In this How-To guide, I show a combination of software and configuration to clean up URLs by removing the port numbers of the Java servlet engine (Tomcat) and the context path of the application. The goal is to create “cool URLs” that are are short (removing the unnecessary context path) and follow conventions (using the default port “80” rather than “8080”). OhioLINK also uses a custom access control module – built for Apache HTTPD – which makes the fronting of Apache HTTPD for Tomcat even more desirable.
We’re making use of the latest line of development for the Apache HTTPD series: version 2.2.x. The inclusion of mod_proxy_ajp – replacing the custom “mod_jk” with a module that extends the httpd proxy engine – in the latest major release of HTTPD makes our task much easier. This solution also uses HTTPD’s mod_rewrite and an add-on module called mod_proxy_html. No additions or changes are needed to the stock Tomcat installation.
There are two overall tasks that we’re going to ask the HTTPD server to do. First, receive the incoming HTTP request and proxy it to the Tomcat servlet engine using the AJP protocol. Second, rewrite the URL paths of the headers and the X/HTML body from the Tomcat servlet engine to eliminate any instances of the context path. In a visual sense, what we are trying to is rewrite the path so it can be processed by Tomcat (the green box) then remove the extraneous parts of the path in the resulting headers and X/HTML (the red box):
|Public Request URLs:||http://e.com||/remaining/path?and=params|
|URLs sent to Tomcat:||http://e.com||:8080||/context_path||/remaining/path?and=params|
|URLs as output by Tomcat:||http://e.com||:8080||/context_path||/next/page|
|URLs as seen by browser:||http://e.com||/next/page|
The first half of this problem, modifying a request as they come into the Apache HTTPD server, will be handled by a mod_rewrite rule that rewrites the request to something Tomcat can understand then internally redirects it Tomcat via the AJP proxy. (Note that we are not using simply ProxyPass here because we want to send the request through the AJP interface to the Tomcat server, and RewriteRule allows us to do that with a
[P] flag at the end of the RewriteRule line.) The second uses a combination of ProxyPassReverse (a part of Apache-supplied mod_proxy extension that adjusts the URL in the Location, Content-Location and URI headers), ProxyPassReverseCookiePath (also a part of the Apache-supplied mod_proxy extension; it rewrites the path string in Set-Cookie headers), and ProxyHTMLURLMap (from mod_proxy_html, a third-party extension that rewrites URLs inside X/HTML documents).
The ‘mod_proxy_html’ extension is likely new to your Apache HTTPD installation, so we need to download the source, compile it, and move it into the proper directory. Fortunately, this is rather straight forward:
Note that we are not using the mod_proxy_html author’s 3.0 version here.
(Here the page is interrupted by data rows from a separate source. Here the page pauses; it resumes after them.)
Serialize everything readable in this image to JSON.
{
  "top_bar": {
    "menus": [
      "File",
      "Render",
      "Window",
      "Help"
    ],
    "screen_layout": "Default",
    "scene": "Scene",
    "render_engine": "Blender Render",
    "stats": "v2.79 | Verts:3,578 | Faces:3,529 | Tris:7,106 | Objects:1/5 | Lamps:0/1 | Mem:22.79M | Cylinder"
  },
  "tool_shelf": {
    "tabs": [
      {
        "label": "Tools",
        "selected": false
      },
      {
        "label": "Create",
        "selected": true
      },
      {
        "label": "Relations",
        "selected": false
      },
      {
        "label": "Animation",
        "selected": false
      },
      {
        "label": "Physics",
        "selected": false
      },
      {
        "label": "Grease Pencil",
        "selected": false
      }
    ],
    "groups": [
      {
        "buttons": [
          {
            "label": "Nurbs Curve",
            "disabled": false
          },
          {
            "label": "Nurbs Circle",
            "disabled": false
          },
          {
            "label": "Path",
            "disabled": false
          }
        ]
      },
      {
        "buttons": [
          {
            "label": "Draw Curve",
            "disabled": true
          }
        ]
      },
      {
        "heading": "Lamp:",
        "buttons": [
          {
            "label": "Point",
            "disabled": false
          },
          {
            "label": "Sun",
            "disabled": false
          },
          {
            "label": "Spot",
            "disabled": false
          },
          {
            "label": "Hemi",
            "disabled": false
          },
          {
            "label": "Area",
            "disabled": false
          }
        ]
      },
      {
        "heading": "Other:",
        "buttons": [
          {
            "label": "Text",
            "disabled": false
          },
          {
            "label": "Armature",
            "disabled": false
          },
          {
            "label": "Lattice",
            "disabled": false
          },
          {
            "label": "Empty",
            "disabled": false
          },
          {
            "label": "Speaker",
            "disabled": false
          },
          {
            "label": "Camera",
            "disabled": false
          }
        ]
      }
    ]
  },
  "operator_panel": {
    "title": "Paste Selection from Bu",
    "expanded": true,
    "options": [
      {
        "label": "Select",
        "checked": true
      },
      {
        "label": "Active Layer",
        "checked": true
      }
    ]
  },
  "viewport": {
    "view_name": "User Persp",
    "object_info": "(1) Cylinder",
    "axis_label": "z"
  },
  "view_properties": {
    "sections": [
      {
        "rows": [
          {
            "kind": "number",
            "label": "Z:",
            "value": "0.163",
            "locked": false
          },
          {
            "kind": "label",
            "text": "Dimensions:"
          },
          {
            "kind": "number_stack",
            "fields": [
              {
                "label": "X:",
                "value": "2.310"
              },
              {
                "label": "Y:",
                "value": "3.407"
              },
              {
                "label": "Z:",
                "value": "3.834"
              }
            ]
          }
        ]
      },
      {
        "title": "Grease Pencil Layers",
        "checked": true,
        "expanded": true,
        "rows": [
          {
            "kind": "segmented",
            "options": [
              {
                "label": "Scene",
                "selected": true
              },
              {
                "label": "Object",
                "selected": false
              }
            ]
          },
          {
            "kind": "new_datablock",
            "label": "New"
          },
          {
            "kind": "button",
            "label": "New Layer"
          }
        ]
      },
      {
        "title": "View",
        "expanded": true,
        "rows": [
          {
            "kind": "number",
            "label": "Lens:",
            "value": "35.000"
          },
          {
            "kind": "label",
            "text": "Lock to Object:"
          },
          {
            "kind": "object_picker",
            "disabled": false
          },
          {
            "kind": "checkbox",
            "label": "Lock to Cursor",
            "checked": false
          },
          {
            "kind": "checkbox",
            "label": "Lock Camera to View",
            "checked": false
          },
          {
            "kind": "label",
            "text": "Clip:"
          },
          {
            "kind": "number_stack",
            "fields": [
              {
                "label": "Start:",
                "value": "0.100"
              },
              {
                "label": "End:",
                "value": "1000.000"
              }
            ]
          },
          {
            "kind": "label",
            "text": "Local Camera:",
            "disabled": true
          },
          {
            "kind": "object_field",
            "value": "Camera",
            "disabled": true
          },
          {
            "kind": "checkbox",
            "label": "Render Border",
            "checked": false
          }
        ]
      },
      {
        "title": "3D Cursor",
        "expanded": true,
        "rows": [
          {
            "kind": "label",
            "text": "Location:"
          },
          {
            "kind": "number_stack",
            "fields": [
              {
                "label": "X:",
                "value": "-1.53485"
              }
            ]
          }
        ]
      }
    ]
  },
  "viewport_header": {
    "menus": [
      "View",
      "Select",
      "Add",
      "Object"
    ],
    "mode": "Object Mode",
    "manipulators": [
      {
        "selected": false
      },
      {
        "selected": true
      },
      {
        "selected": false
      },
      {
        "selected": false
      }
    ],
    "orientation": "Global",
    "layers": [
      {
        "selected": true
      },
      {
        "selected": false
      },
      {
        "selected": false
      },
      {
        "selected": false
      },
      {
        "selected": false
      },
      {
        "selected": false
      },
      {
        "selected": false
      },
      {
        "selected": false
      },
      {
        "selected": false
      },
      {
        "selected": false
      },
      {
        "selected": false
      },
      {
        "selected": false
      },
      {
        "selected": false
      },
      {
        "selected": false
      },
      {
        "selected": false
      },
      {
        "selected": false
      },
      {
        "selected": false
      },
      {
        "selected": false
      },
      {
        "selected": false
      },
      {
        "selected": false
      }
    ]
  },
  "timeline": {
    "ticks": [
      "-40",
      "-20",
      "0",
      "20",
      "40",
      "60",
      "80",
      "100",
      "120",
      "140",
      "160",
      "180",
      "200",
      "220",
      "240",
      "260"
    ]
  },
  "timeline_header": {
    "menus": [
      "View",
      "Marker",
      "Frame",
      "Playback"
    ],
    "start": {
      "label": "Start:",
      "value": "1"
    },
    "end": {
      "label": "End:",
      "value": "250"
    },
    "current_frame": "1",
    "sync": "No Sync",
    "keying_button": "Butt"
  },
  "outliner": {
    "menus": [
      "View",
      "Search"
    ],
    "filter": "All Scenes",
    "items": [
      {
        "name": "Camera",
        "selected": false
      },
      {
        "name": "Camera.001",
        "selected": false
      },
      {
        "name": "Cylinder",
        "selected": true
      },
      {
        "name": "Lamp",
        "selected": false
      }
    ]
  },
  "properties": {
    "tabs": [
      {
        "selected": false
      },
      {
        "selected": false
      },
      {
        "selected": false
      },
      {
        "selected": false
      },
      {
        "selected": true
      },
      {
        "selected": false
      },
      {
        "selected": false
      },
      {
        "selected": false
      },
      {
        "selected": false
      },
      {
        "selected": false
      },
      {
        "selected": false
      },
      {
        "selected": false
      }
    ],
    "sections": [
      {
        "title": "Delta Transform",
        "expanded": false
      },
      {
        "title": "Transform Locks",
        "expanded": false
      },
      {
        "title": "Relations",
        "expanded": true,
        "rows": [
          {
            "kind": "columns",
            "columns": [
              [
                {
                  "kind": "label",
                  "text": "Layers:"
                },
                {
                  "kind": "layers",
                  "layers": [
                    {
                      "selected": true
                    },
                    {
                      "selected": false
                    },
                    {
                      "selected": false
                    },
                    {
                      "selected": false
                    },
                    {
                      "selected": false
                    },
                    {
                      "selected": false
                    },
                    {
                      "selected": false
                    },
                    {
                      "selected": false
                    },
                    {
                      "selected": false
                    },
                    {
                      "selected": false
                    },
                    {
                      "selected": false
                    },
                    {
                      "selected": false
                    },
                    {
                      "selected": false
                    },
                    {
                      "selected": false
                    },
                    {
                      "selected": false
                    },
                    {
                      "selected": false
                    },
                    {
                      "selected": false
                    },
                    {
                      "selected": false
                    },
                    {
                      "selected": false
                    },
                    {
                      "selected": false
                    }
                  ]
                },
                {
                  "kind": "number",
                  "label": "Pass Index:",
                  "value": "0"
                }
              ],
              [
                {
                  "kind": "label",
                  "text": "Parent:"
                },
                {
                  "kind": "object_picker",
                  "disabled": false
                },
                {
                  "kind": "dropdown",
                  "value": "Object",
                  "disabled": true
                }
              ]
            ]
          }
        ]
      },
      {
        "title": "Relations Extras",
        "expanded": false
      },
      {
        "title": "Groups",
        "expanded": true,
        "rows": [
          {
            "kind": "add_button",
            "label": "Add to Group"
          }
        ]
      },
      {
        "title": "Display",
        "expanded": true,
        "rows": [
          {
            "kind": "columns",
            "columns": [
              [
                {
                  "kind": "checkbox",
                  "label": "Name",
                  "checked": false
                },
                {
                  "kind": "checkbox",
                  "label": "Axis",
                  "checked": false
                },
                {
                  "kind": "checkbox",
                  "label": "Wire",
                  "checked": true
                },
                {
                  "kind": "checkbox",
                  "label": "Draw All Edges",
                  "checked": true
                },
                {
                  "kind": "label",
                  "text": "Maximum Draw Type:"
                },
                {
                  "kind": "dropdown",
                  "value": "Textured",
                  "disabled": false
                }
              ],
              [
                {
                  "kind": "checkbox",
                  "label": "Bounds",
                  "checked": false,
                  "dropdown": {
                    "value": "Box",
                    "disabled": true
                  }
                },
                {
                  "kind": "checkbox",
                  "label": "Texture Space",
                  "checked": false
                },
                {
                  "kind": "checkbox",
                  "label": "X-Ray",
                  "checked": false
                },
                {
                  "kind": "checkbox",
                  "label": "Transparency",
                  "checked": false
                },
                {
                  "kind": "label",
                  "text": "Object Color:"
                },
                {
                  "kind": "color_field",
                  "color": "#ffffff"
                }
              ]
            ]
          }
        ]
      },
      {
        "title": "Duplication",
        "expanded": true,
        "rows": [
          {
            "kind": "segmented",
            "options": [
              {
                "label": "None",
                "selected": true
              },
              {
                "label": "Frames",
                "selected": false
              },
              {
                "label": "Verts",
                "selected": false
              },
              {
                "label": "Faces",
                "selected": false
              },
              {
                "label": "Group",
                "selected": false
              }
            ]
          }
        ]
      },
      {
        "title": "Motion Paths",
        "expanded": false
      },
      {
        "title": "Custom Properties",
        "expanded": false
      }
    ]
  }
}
In my set-up, the 3.0 version was causing Apache HTTPD to dump core on _every_request (whether proxied or not), and the prior release works just fine for our purposes. The
apxs line will compile, link, and copy the resulting library to the Apache modules directory for us.
This is the contents a ‘tomcat-proxy.conf’ file that is placed in the ‘conf.d’ directory of the Apache HTTPD configuration directory (most likely
/etc/httpd/conf.d/tomcat-proxy.conf, although your installation may vary).
That’s pretty much all there is to it. You should note that mod_proxy_html, like any HTML scraper, requires modestly well-formed X/HTML. If the markup is bad, the output from mod_proxy_html is likely to be unpredictable.